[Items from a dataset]
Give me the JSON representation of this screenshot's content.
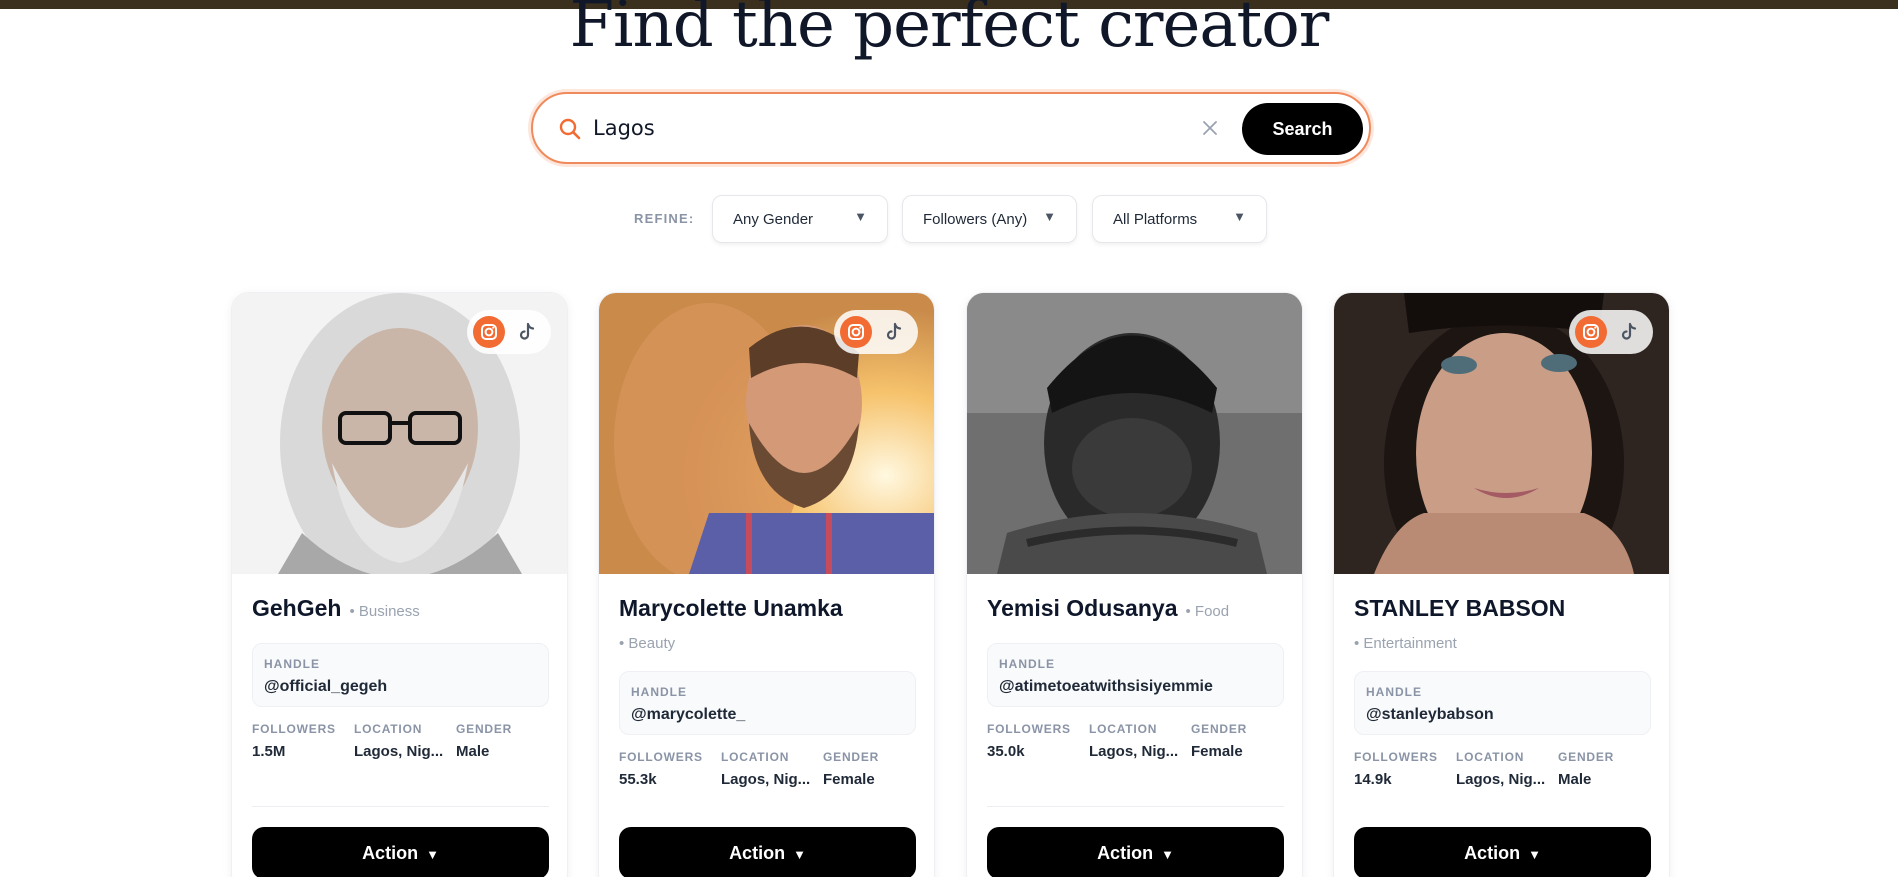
{
  "hero": {
    "title": "Find the perfect creator"
  },
  "search": {
    "value": "Lagos",
    "placeholder": "",
    "button_label": "Search"
  },
  "refine": {
    "label": "REFINE:",
    "filters": [
      {
        "label": "Any Gender"
      },
      {
        "label": "Followers (Any)"
      },
      {
        "label": "All Platforms"
      }
    ]
  },
  "labels": {
    "handle": "HANDLE",
    "followers": "FOLLOWERS",
    "location": "LOCATION",
    "gender": "GENDER",
    "action": "Action"
  },
  "creators": [
    {
      "name": "GehGeh",
      "category": "• Business",
      "handle": "@official_gegeh",
      "followers": "1.5M",
      "location": "Lagos, Nig...",
      "gender": "Male",
      "platforms": [
        "instagram",
        "tiktok"
      ]
    },
    {
      "name": "Marycolette Unamka",
      "category": "• Beauty",
      "handle": "@marycolette_",
      "followers": "55.3k",
      "location": "Lagos, Nig...",
      "gender": "Female",
      "platforms": [
        "instagram",
        "tiktok"
      ]
    },
    {
      "name": "Yemisi Odusanya",
      "category": "• Food",
      "handle": "@atimetoeatwithsisiyemmie",
      "followers": "35.0k",
      "location": "Lagos, Nig...",
      "gender": "Female",
      "platforms": []
    },
    {
      "name": "STANLEY BABSON",
      "category": "• Entertainment",
      "handle": "@stanleybabson",
      "followers": "14.9k",
      "location": "Lagos, Nig...",
      "gender": "Male",
      "platforms": [
        "instagram",
        "tiktok"
      ]
    }
  ],
  "colors": {
    "accent": "#f26b33",
    "top_bar": "#3b2f1e",
    "button": "#000000"
  },
  "icons": [
    "search-icon",
    "clear-icon",
    "chevron-down-icon",
    "instagram-icon",
    "tiktok-icon"
  ]
}
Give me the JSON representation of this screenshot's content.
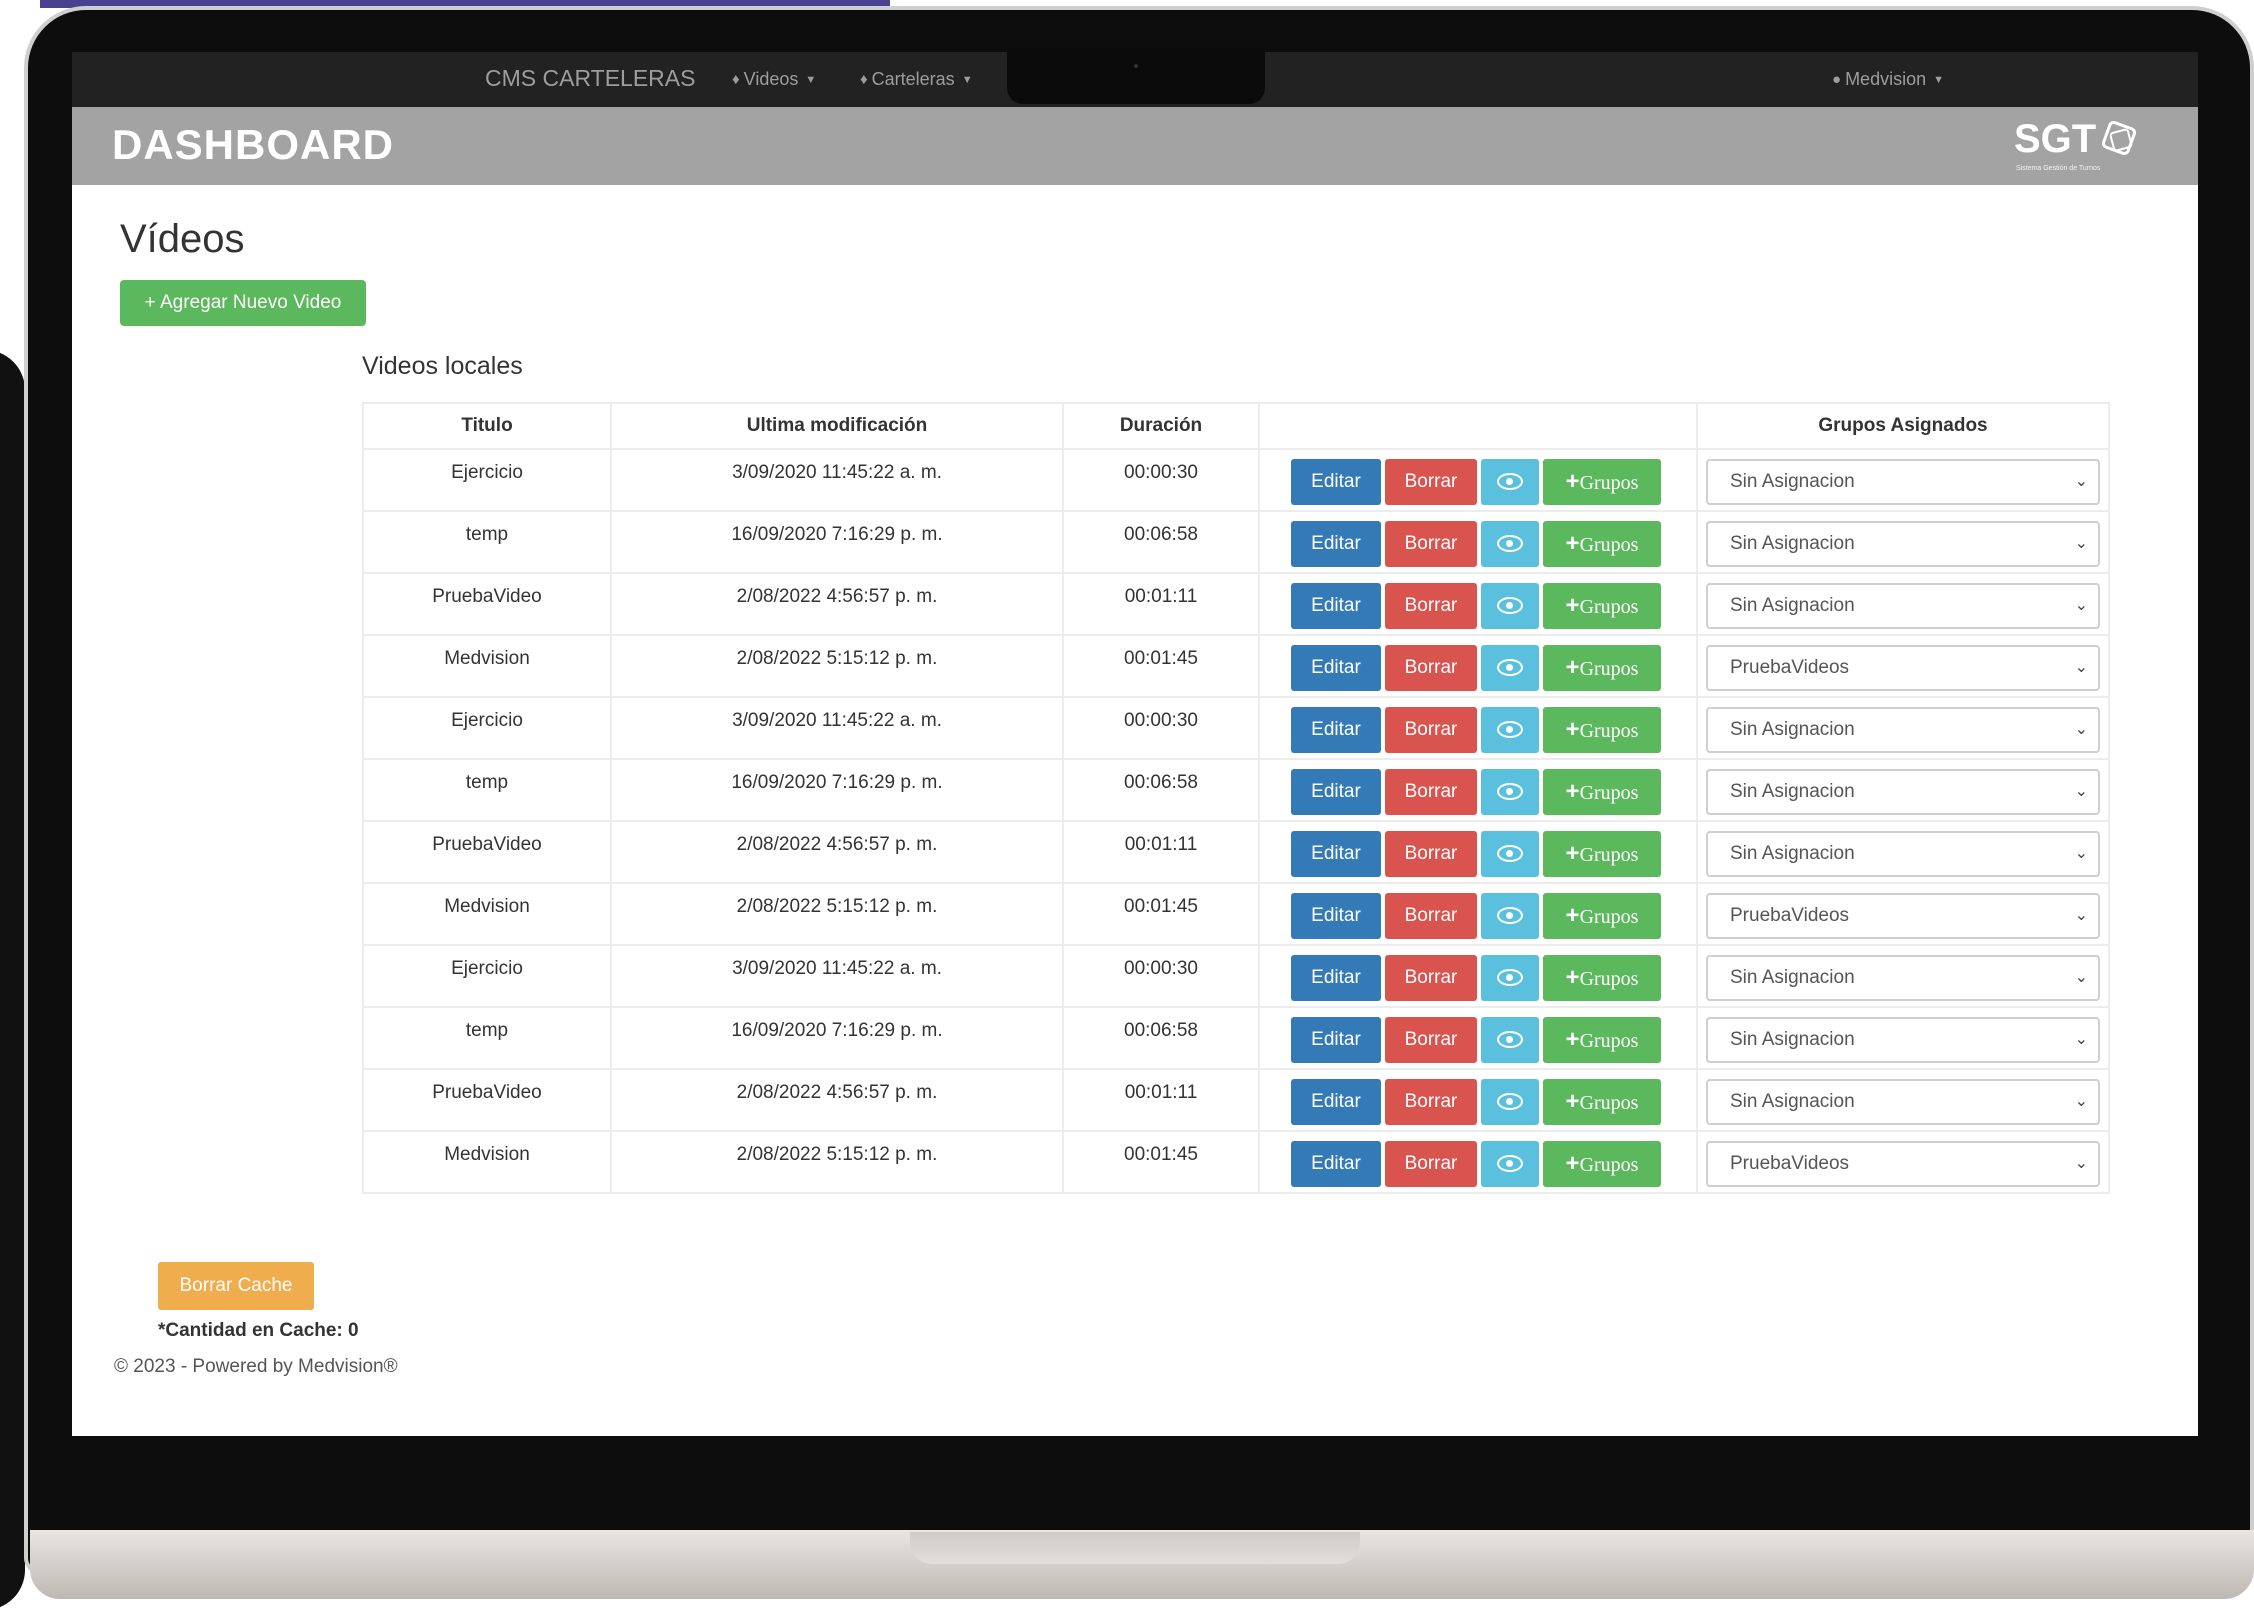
{
  "nav": {
    "brand": "CMS CARTELERAS",
    "items": [
      {
        "label": "Videos",
        "icon": "tag-icon"
      },
      {
        "label": "Carteleras",
        "icon": "tags-icon"
      }
    ],
    "user": "Medvision"
  },
  "header": {
    "title": "DASHBOARD",
    "logo_text": "SGT",
    "logo_sub": "Sistema Gestión de Turnos"
  },
  "page": {
    "title": "Vídeos",
    "add_button": "+ Agregar Nuevo Video",
    "section_title": "Videos locales"
  },
  "table": {
    "headers": [
      "Titulo",
      "Ultima modificación",
      "Duración",
      "",
      "Grupos Asignados"
    ],
    "actions": {
      "edit": "Editar",
      "delete": "Borrar",
      "groups_plus": "+",
      "groups": "Grupos"
    },
    "rows": [
      {
        "title": "Ejercicio",
        "modified": "3/09/2020 11:45:22 a. m.",
        "duration": "00:00:30",
        "group": "Sin Asignacion"
      },
      {
        "title": "temp",
        "modified": "16/09/2020 7:16:29 p. m.",
        "duration": "00:06:58",
        "group": "Sin Asignacion"
      },
      {
        "title": "PruebaVideo",
        "modified": "2/08/2022 4:56:57 p. m.",
        "duration": "00:01:11",
        "group": "Sin Asignacion"
      },
      {
        "title": "Medvision",
        "modified": "2/08/2022 5:15:12 p. m.",
        "duration": "00:01:45",
        "group": "PruebaVideos"
      },
      {
        "title": "Ejercicio",
        "modified": "3/09/2020 11:45:22 a. m.",
        "duration": "00:00:30",
        "group": "Sin Asignacion"
      },
      {
        "title": "temp",
        "modified": "16/09/2020 7:16:29 p. m.",
        "duration": "00:06:58",
        "group": "Sin Asignacion"
      },
      {
        "title": "PruebaVideo",
        "modified": "2/08/2022 4:56:57 p. m.",
        "duration": "00:01:11",
        "group": "Sin Asignacion"
      },
      {
        "title": "Medvision",
        "modified": "2/08/2022 5:15:12 p. m.",
        "duration": "00:01:45",
        "group": "PruebaVideos"
      },
      {
        "title": "Ejercicio",
        "modified": "3/09/2020 11:45:22 a. m.",
        "duration": "00:00:30",
        "group": "Sin Asignacion"
      },
      {
        "title": "temp",
        "modified": "16/09/2020 7:16:29 p. m.",
        "duration": "00:06:58",
        "group": "Sin Asignacion"
      },
      {
        "title": "PruebaVideo",
        "modified": "2/08/2022 4:56:57 p. m.",
        "duration": "00:01:11",
        "group": "Sin Asignacion"
      },
      {
        "title": "Medvision",
        "modified": "2/08/2022 5:15:12 p. m.",
        "duration": "00:01:45",
        "group": "PruebaVideos"
      }
    ]
  },
  "cache": {
    "button": "Borrar Cache",
    "count_text": "*Cantidad en Cache: 0"
  },
  "footer": {
    "text": "© 2023 - Powered by Medvision®"
  },
  "colors": {
    "navbar": "#222222",
    "header": "#a3a3a3",
    "primary": "#337ab7",
    "danger": "#d9534f",
    "info": "#5bc0de",
    "success": "#5cb85c",
    "warning": "#f0ad4e"
  }
}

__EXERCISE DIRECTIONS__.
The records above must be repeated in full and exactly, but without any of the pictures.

__RESPONSE TO THE EXERCISE__.
Give me the JSON representation of this screenshot's content.
{
  "hero": {
    "title": "Find the perfect creator"
  },
  "search": {
    "value": "Lagos",
    "placeholder": "",
    "button_label": "Search"
  },
  "refine": {
    "label": "REFINE:",
    "filters": [
      {
        "label": "Any Gender"
      },
      {
        "label": "Followers (Any)"
      },
      {
        "label": "All Platforms"
      }
    ]
  },
  "labels": {
    "handle": "HANDLE",
    "followers": "FOLLOWERS",
    "location": "LOCATION",
    "gender": "GENDER",
    "action": "Action"
  },
  "creators": [
    {
      "name": "GehGeh",
      "category": "• Business",
      "handle": "@official_gegeh",
      "followers": "1.5M",
      "location": "Lagos, Nig...",
      "gender": "Male",
      "platforms": [
        "instagram",
        "tiktok"
      ]
    },
    {
      "name": "Marycolette Unamka",
      "category": "• Beauty",
      "handle": "@marycolette_",
      "followers": "55.3k",
      "location": "Lagos, Nig...",
      "gender": "Female",
      "platforms": [
        "instagram",
        "tiktok"
      ]
    },
    {
      "name": "Yemisi Odusanya",
      "category": "• Food",
      "handle": "@atimetoeatwithsisiyemmie",
      "followers": "35.0k",
      "location": "Lagos, Nig...",
      "gender": "Female",
      "platforms": []
    },
    {
      "name": "STANLEY BABSON",
      "category": "• Entertainment",
      "handle": "@stanleybabson",
      "followers": "14.9k",
      "location": "Lagos, Nig...",
      "gender": "Male",
      "platforms": [
        "instagram",
        "tiktok"
      ]
    }
  ],
  "colors": {
    "accent": "#f26b33",
    "top_bar": "#3b2f1e",
    "button": "#000000"
  },
  "icons": [
    "search-icon",
    "clear-icon",
    "chevron-down-icon",
    "instagram-icon",
    "tiktok-icon"
  ]
}
Give me the JSON representation of this screenshot's content.
{
  "nav": {
    "brand": "CMS CARTELERAS",
    "items": [
      {
        "label": "Videos",
        "icon": "tag-icon"
      },
      {
        "label": "Carteleras",
        "icon": "tags-icon"
      }
    ],
    "user": "Medvision"
  },
  "header": {
    "title": "DASHBOARD",
    "logo_text": "SGT",
    "logo_sub": "Sistema Gestión de Turnos"
  },
  "page": {
    "title": "Vídeos",
    "add_button": "+ Agregar Nuevo Video",
    "section_title": "Videos locales"
  },
  "table": {
    "headers": [
      "Titulo",
      "Ultima modificación",
      "Duración",
      "",
      "Grupos Asignados"
    ],
    "actions": {
      "edit": "Editar",
      "delete": "Borrar",
      "groups_plus": "+",
      "groups": "Grupos"
    },
    "rows": [
      {
        "title": "Ejercicio",
        "modified": "3/09/2020 11:45:22 a. m.",
        "duration": "00:00:30",
        "group": "Sin Asignacion"
      },
      {
        "title": "temp",
        "modified": "16/09/2020 7:16:29 p. m.",
        "duration": "00:06:58",
        "group": "Sin Asignacion"
      },
      {
        "title": "PruebaVideo",
        "modified": "2/08/2022 4:56:57 p. m.",
        "duration": "00:01:11",
        "group": "Sin Asignacion"
      },
      {
        "title": "Medvision",
        "modified": "2/08/2022 5:15:12 p. m.",
        "duration": "00:01:45",
        "group": "PruebaVideos"
      },
      {
        "title": "Ejercicio",
        "modified": "3/09/2020 11:45:22 a. m.",
        "duration": "00:00:30",
        "group": "Sin Asignacion"
      },
      {
        "title": "temp",
        "modified": "16/09/2020 7:16:29 p. m.",
        "duration": "00:06:58",
        "group": "Sin Asignacion"
      },
      {
        "title": "PruebaVideo",
        "modified": "2/08/2022 4:56:57 p. m.",
        "duration": "00:01:11",
        "group": "Sin Asignacion"
      },
      {
        "title": "Medvision",
        "modified": "2/08/2022 5:15:12 p. m.",
        "duration": "00:01:45",
        "group": "PruebaVideos"
      },
      {
        "title": "Ejercicio",
        "modified": "3/09/2020 11:45:22 a. m.",
        "duration": "00:00:30",
        "group": "Sin Asignacion"
      },
      {
        "title": "temp",
        "modified": "16/09/2020 7:16:29 p. m.",
        "duration": "00:06:58",
        "group": "Sin Asignacion"
      },
      {
        "title": "PruebaVideo",
        "modified": "2/08/2022 4:56:57 p. m.",
        "duration": "00:01:11",
        "group": "Sin Asignacion"
      },
      {
        "title": "Medvision",
        "modified": "2/08/2022 5:15:12 p. m.",
        "duration": "00:01:45",
        "group": "PruebaVideos"
      }
    ]
  },
  "cache": {
    "button": "Borrar Cache",
    "count_text": "*Cantidad en Cache: 0"
  },
  "footer": {
    "text": "© 2023 - Powered by Medvision®"
  },
  "colors": {
    "navbar": "#222222",
    "header": "#a3a3a3",
    "primary": "#337ab7",
    "danger": "#d9534f",
    "info": "#5bc0de",
    "success": "#5cb85c",
    "warning": "#f0ad4e"
  }
}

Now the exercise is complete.